The report indicated many seventh and eighth grade students did not receive the minimum number of instructional hours, which resulted in an overpayment of $832,520 to Roosevelt in Basic State Aid.

Auditors found many students were ineligible for the English Language Learners program because the students’ home language was reported as English, resulting in an overpayment of $75,432 in state funding.

Auditors also identified numerous examples of inappropriate cell phone use by district staff, including international and long distance calls to Mexico and Canada, excessive text messaging, excessive calls for directory assistance and excessive additional minutes not included in the price plan, resulting in inappropriate costs of nearly $30,000.

According to auditors, since FY 2005, the district has had ongoing problems maintaining and safeguarding its fixed assets.

In reviewing a sample of 125 fixed assets, auditors found 70 valued at over $630,000 that were lost, not properly tagged or not listed appropriately. Additionally, auditors found over 100 items that were not accounted for on any district inventory list.

Auditors were unable to locate many of the district’s fixed assets. After reviewing 226 fixed assets worth approximately $773,000, auditors were unable to locate a food mixer that cost the district $6339; 16 items, including computers, monitors and printers, totaling $21,688; and 59 of the district’s computers purchased with federal funds, ranging in cost from $950 to $2,103.

The auditors cited continued lack of oversight, poor procedures and practices that left the district’s fixed assets vulnerable to theft or misuse.

Auditors also noted RESD’s poor oversight over several critical administrative functions, including over 100 employees that lacked required documentation to prove work eligibility.

Roosevelt exhibited inadequate oversight of its procurement process with purchases circumventing established policies.
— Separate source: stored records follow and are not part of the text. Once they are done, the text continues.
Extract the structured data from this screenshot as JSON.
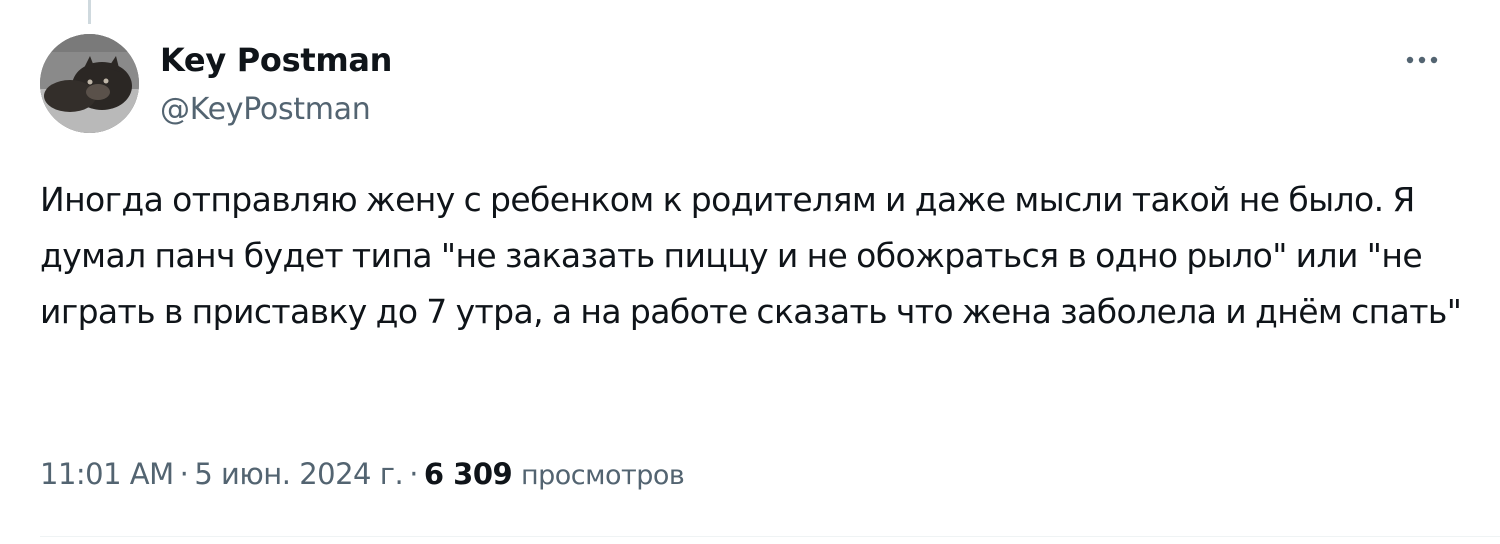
{
  "author": {
    "display_name": "Key Postman",
    "handle": "@KeyPostman",
    "avatar_icon": "cat-avatar-icon"
  },
  "tweet": {
    "text": "Иногда отправляю жену с ребенком к родителям и даже мысли такой не было. Я думал панч будет типа \"не заказать пиццу и не обожраться в одно рыло\" или \"не играть в приставку до 7 утра, а на работе сказать что жена заболела и днём спать\""
  },
  "meta": {
    "time": "11:01 AM",
    "date": "5 июн. 2024 г.",
    "separator": "·",
    "views_count": "6 309",
    "views_label": "просмотров"
  },
  "actions": {
    "more_icon": "more-horizontal-icon"
  },
  "colors": {
    "primary_text": "#0f1419",
    "secondary_text": "#536471",
    "divider": "#eff3f4",
    "thread_line": "#cfd9de"
  }
}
Auditors identified several examples, including one purchase where the amount paid was $5,017.30 over the purchase order amount of $4,999.
Auditors found travel funds misused, vehicle use not monitored or controlled, and fuel pumps not secure.

For the three years audited, Roosevelt’s overstated ADM and funding adjustments totaled $907,952.

In addition to the $2.2 million it is seeking to recover from Ajo and Roosevelt, ADE is also requesting reimbursement of $1.7 million in overpayments made to the following districts, as a result of audits:
Phoenix Elementary School District $752,000
East Valley Institute of Technology $573,000
Pima Partnership High School – Day and Night School $190,000
Dysart Unified School District $162,000
Omega Charter School $43,000
Maya Public Charter School $12,000
Friendly House $11,000

According to Dr. Byron Schlomach, economist and director of the Center for Economic Prosperity at the Goldwater Institute, “Increasing taxes ‘temporarily’ now just assures that we will have this debate again in three years. The only way to permanently stop an overspending problem is to stop overspending. That means we must take on the challenge of weeding out ineffective programs and waste and stop asking families to sacrifice so the government doesn’t have to.”